A second leak of personal data was reportedly committed by the Ministry of Defence, raising further questions about the ministry’s commitment to the safety of people in Afghanistan, some of whom are its own former employees.
The BBC reported overnight that the details of a further 55 Afghans – claimed to be candidates for potential relocation – had been leaked through the classic cc-instead-of-bcc email blunder, echoing the previously reported breach of 250 Afghan interpreters’ data through a similar failure.
An MoD spokeswoman said in a statement: “We have been made aware of a data breach that occurred earlier this month by the Afghan Relocation and Assistance Policy (Arap) team. This week, the defence secretary instigated an investigation into data-handling within that team.”
A defence official has reportedly been suspended from duty, following demands from defence secretary Ben Wallace for an immediate enquiry into how the blunder happened.
After the US-led military coalition left Afghanistan, a number of local civilians employed as translators were left behind as the Taliban re-established control over the country. Some of those civilians have since been murdered for their perceived support of the Western militaries.
Efforts to evacuate those people have been patchy, though the British government has established a scheme to admit them to the UK as refugees. Security, however, is an obvious priority; for many of the interpreters left behind after the British military pulled out, security through obscurity is the only defence they have left.
As we reported when the first breach came to light, in the tech industry we joke about data breaches having lethal consequences for people’s careers.
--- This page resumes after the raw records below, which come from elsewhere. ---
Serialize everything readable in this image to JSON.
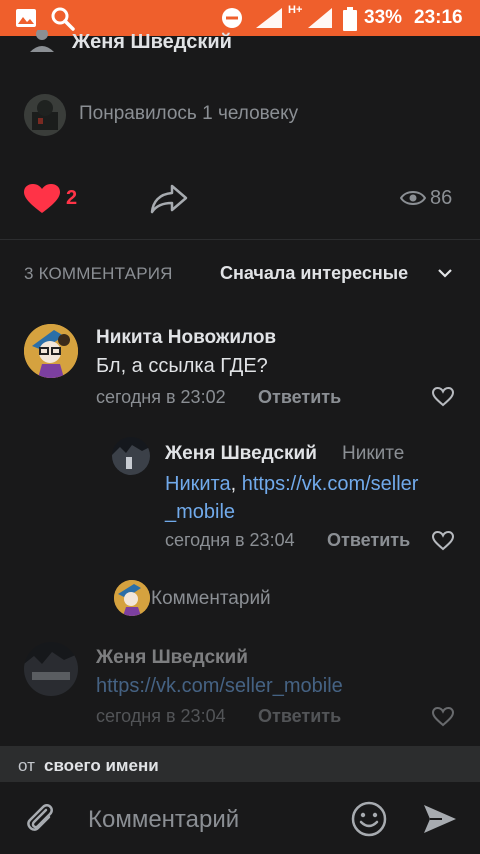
{
  "status_bar": {
    "signal_label": "H+",
    "battery_percent": "33%",
    "time": "23:16",
    "icons": [
      "image-icon",
      "search-icon",
      "dnd-icon",
      "signal-icon",
      "battery-icon"
    ]
  },
  "post": {
    "author": "Женя Шведский",
    "liked_by_text": "Понравилось 1 человеку",
    "likes_count": "2",
    "views_count": "86",
    "colors": {
      "like": "#ff3347",
      "link": "#71aaeb",
      "status_bar": "#ef5f2c"
    }
  },
  "comments_header": {
    "count_label": "3 КОММЕНТАРИЯ",
    "sort_label": "Сначала интересные"
  },
  "comments": [
    {
      "author": "Никита Новожилов",
      "text": "Бл, а ссылка ГДЕ?",
      "time": "сегодня в 23:02",
      "reply_label": "Ответить"
    },
    {
      "author": "Женя Шведский",
      "reply_to": "Никите",
      "mention": "Никита",
      "mention_sep": ",",
      "link_line1": "https://vk.com/seller",
      "link_line2": "_mobile",
      "time": "сегодня в 23:04",
      "reply_label": "Ответить"
    },
    {
      "author": "Женя Шведский",
      "link": "https://vk.com/seller_mobile",
      "time": "сегодня в 23:04",
      "reply_label": "Ответить"
    }
  ],
  "reply_prompt": {
    "placeholder": "Комментарий"
  },
  "as_identity": {
    "prefix": "от",
    "value": "своего имени"
  },
  "composer": {
    "placeholder": "Комментарий"
  }
}
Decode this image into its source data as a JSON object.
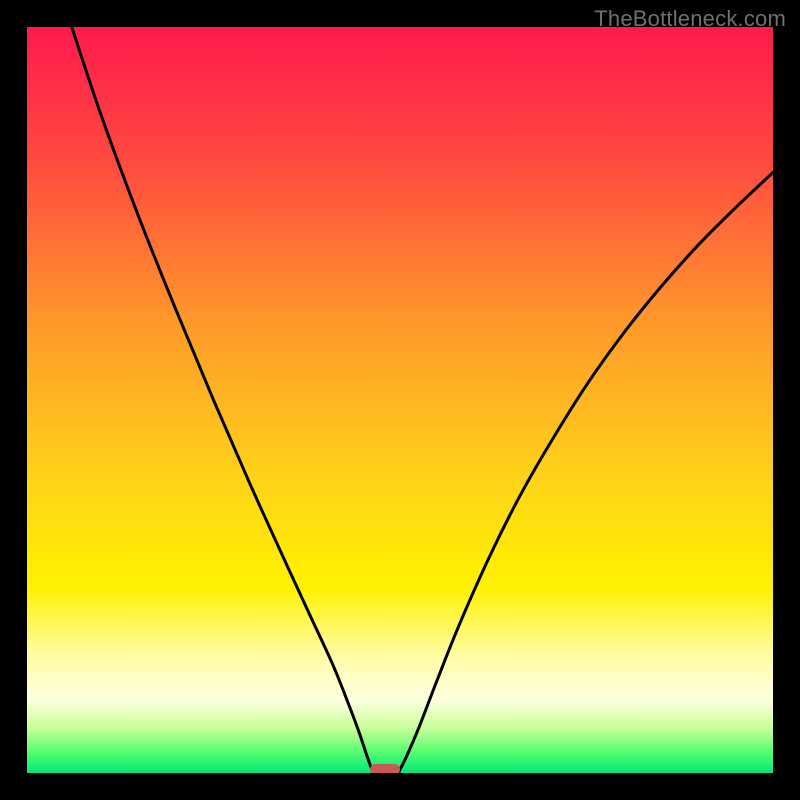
{
  "watermark": "TheBottleneck.com",
  "chart_data": {
    "type": "line",
    "title": "",
    "xlabel": "",
    "ylabel": "",
    "xlim": [
      0,
      100
    ],
    "ylim": [
      0,
      100
    ],
    "background_gradient_stops": [
      {
        "pct": 0,
        "color": "#ff1a4d"
      },
      {
        "pct": 18,
        "color": "#ff4a40"
      },
      {
        "pct": 40,
        "color": "#ff9a2a"
      },
      {
        "pct": 60,
        "color": "#ffd21a"
      },
      {
        "pct": 75,
        "color": "#fff200"
      },
      {
        "pct": 84,
        "color": "#fffca0"
      },
      {
        "pct": 90,
        "color": "#ffffe0"
      },
      {
        "pct": 94,
        "color": "#c8ff9a"
      },
      {
        "pct": 97,
        "color": "#5dff70"
      },
      {
        "pct": 100,
        "color": "#00e878"
      }
    ],
    "curve_points": [
      {
        "x": 6.0,
        "y": 100.0
      },
      {
        "x": 10.0,
        "y": 88.0
      },
      {
        "x": 15.0,
        "y": 74.5
      },
      {
        "x": 20.0,
        "y": 62.0
      },
      {
        "x": 25.0,
        "y": 50.0
      },
      {
        "x": 30.0,
        "y": 38.5
      },
      {
        "x": 35.0,
        "y": 27.5
      },
      {
        "x": 38.0,
        "y": 21.0
      },
      {
        "x": 41.0,
        "y": 14.5
      },
      {
        "x": 43.0,
        "y": 9.5
      },
      {
        "x": 44.5,
        "y": 5.5
      },
      {
        "x": 45.5,
        "y": 2.5
      },
      {
        "x": 46.2,
        "y": 0.6
      },
      {
        "x": 46.7,
        "y": 0.0
      },
      {
        "x": 49.5,
        "y": 0.0
      },
      {
        "x": 50.0,
        "y": 0.5
      },
      {
        "x": 51.0,
        "y": 2.5
      },
      {
        "x": 52.5,
        "y": 6.0
      },
      {
        "x": 55.0,
        "y": 12.5
      },
      {
        "x": 58.0,
        "y": 20.0
      },
      {
        "x": 62.0,
        "y": 29.0
      },
      {
        "x": 66.0,
        "y": 37.0
      },
      {
        "x": 70.0,
        "y": 44.0
      },
      {
        "x": 75.0,
        "y": 52.0
      },
      {
        "x": 80.0,
        "y": 59.0
      },
      {
        "x": 85.0,
        "y": 65.2
      },
      {
        "x": 90.0,
        "y": 70.8
      },
      {
        "x": 95.0,
        "y": 75.8
      },
      {
        "x": 100.0,
        "y": 80.5
      }
    ],
    "marker": {
      "x": 48.0,
      "y": 0.0,
      "color": "#c85a5a"
    }
  }
}
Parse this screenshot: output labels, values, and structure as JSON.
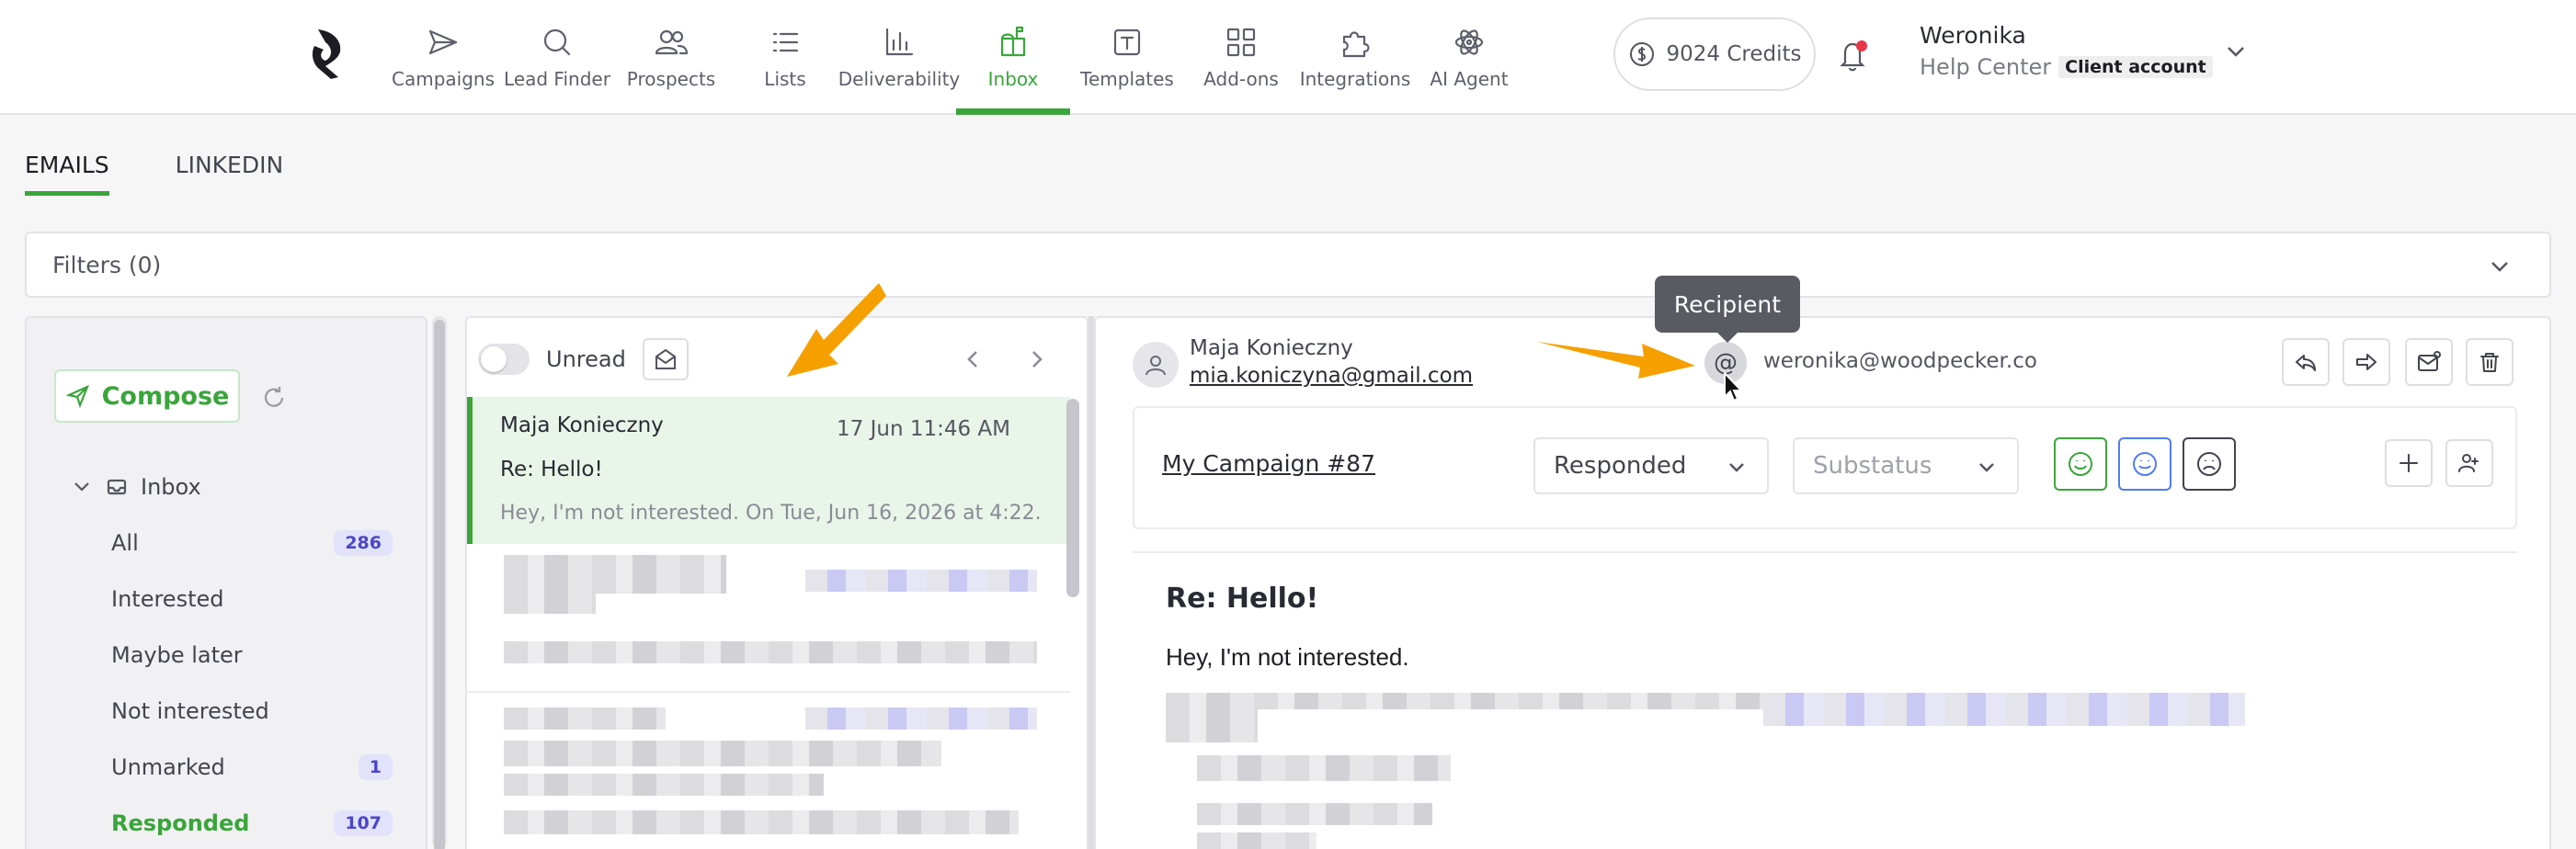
{
  "nav": {
    "items": [
      {
        "label": "Campaigns"
      },
      {
        "label": "Lead Finder"
      },
      {
        "label": "Prospects"
      },
      {
        "label": "Lists"
      },
      {
        "label": "Deliverability"
      },
      {
        "label": "Inbox"
      },
      {
        "label": "Templates"
      },
      {
        "label": "Add-ons"
      },
      {
        "label": "Integrations"
      },
      {
        "label": "AI Agent"
      }
    ],
    "active": "Inbox"
  },
  "credits": "9024 Credits",
  "user": {
    "name": "Weronika",
    "org": "Help Center",
    "badge": "Client account"
  },
  "channel_tabs": [
    {
      "label": "EMAILS"
    },
    {
      "label": "LINKEDIN"
    }
  ],
  "filters": {
    "label": "Filters (0)"
  },
  "sidebar": {
    "compose_label": "Compose",
    "inbox_label": "Inbox",
    "folders": [
      {
        "label": "All",
        "count": "286"
      },
      {
        "label": "Interested",
        "count": ""
      },
      {
        "label": "Maybe later",
        "count": ""
      },
      {
        "label": "Not interested",
        "count": ""
      },
      {
        "label": "Unmarked",
        "count": "1"
      },
      {
        "label": "Responded",
        "count": "107"
      }
    ]
  },
  "list": {
    "unread_label": "Unread",
    "selected": {
      "from": "Maja Konieczny",
      "date": "17 Jun 11:46 AM",
      "subject": "Re: Hello!",
      "preview": "Hey, I'm not interested. On Tue, Jun 16, 2026 at 4:22..."
    }
  },
  "detail": {
    "sender_name": "Maja Konieczny",
    "sender_email": "mia.koniczyna@gmail.com",
    "recipient_email": "weronika@woodpecker.co",
    "tooltip": "Recipient",
    "campaign": "My Campaign #87",
    "status": "Responded",
    "substatus_placeholder": "Substatus",
    "subject": "Re: Hello!",
    "body_line": "Hey, I'm not interested."
  },
  "colors": {
    "accent": "#3aa53a",
    "badge_bg": "#e3e2fb",
    "badge_text": "#4b46c8",
    "annotation": "#f5a000"
  }
}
Failures like these expose people to the risk of torture and murder.
In early September, as the dust was still settling from the West’s departure, the Taliban got its hands on biometric data that the US-backed Afghan security forces had collected from voters – including women and other minorities. ®